The natural quantum analogue of the classical map (1.21) is
obtained by considering the evolution of quantum states during one period
of the excitation.
Therefore I define, in close analogy with (1.19), the
immediately before the -th kick as
For a system with a time-periodic Hamiltonian
The time--propagator is also known as the FLOQUET operator of the quantum system. This naming convention is due to the fact that, using a time-independent orthonormal basis of HILBERT space for expanding into , the time-dependent SCHRÖDINGER equation (2.1) can be transformed into a system of ordinary linear differential equations, the coefficients of which are -periodic because exhibits the same periodicity. For a finite basis this is the setting of the FLOQUET theorem which asserts existence and uniqueness of the solutions and explicitly states their functional dependence on [Flo83,YS75]. In the present case the FLOQUET theorem does not apply as the HILBERT space is infinite-dimensional, but nevertheless the typical form of the FLOQUET solution and several other properties do carry over [Sal74]. Therefore, by analogy, the quantum theory of systems with time-periodic Hamiltonians is often also called FLOQUET theory.
time ordering operator
Consider the (normalized) eigenstates
of the FLOQUET operator
with respect to the eigenvalues :
is an eigenstate of
with respect to the eigenvalue ,
is an eigenstate of
with respect to the
same eigenvalue :
where in the last step the periodicity (2.13) of has been used. Therefore the can all be labelled by the same index , indicating the same eigenvalue for all .

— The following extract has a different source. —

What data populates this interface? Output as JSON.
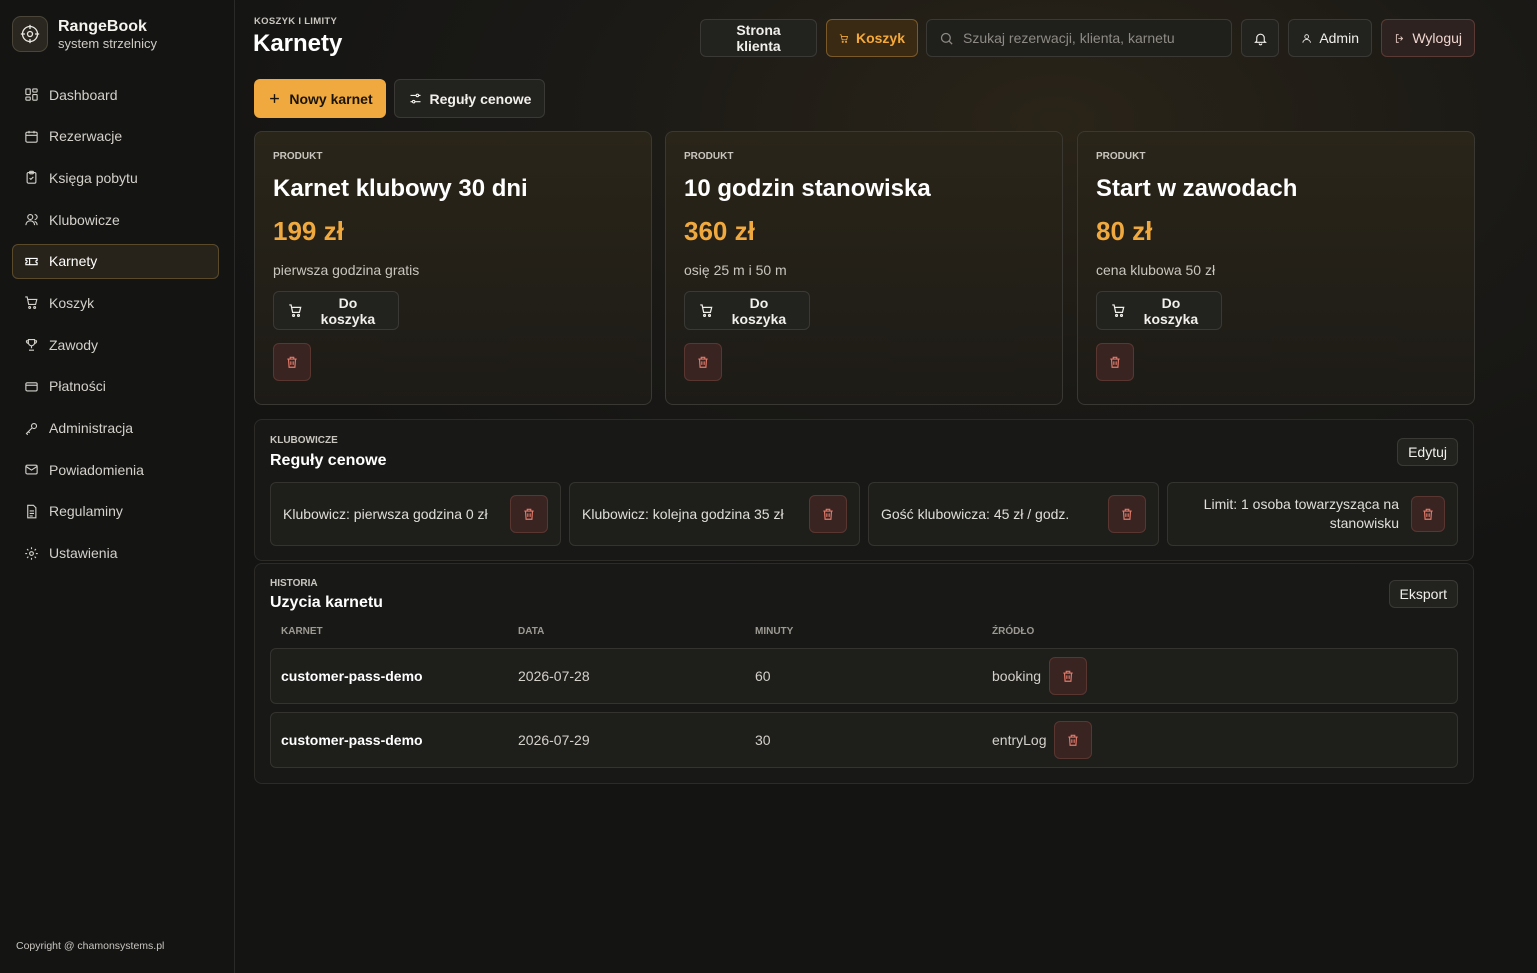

Because of the unitarity of
eigenvalues are of unit modulus and can be written as
The definition (2.23) is tailored to make the description
of the time dependence of the
as similar to the dynamics
of an autonomous system as possible.
What is more, for stroboscopic times these two types of dynamics coincide,
Since the parameter plays a similar role as the energy eigenvalue of a time-independent system, is called a quasienergy of the time-periodic Hamiltonian, and the FLOQUET states are referred to as its quasienergy states [Zel67]. For brevity, often the states are called (reduced) quasienergy states, too. The quasienergy is defined modulo only, since it originates from the exponential in equation (2.22). Due to this nonuniqueness of the quasienergy it cannot be identified with any physical observable in a straightforward way, but note that, for an unscaled system, the quasienergy has the dimension of an energy. A discussion of the problems potentially arising from identifying the quasienergy with the conventional energy -- and thereby linking the quasienergy spectrum directly with the resonance (emission/absorption) spectrum of the respective system -- may be found in [DM98]. Normally, one restricts to the interval . By equation (2.21), the case of , i.e. , corresponds to the quantum map's stationary states, for which not only the reduced , but also the full FLOQUET states are periodic with period .
The quasienergy states
are characterized by
several useful properties.
It is easy to show that for the quasienergy states
orthogonal: their scalar product is
Summarizing, with respect to a time-periodic Hamiltonian the quasienergies and the quasienergy states play much the same role as the energy eigenvalues and the stationary energy eigenstates do with respect to a time-independent Hamiltonian [Sam73]. This analogy includes the observation that in the same way as any solution of the time-independent SCHRÖDINGER equation can be expanded in terms of energy eigenstates with constant coefficients, the same can be accomplished using quasienergy states in the FLOQUET case.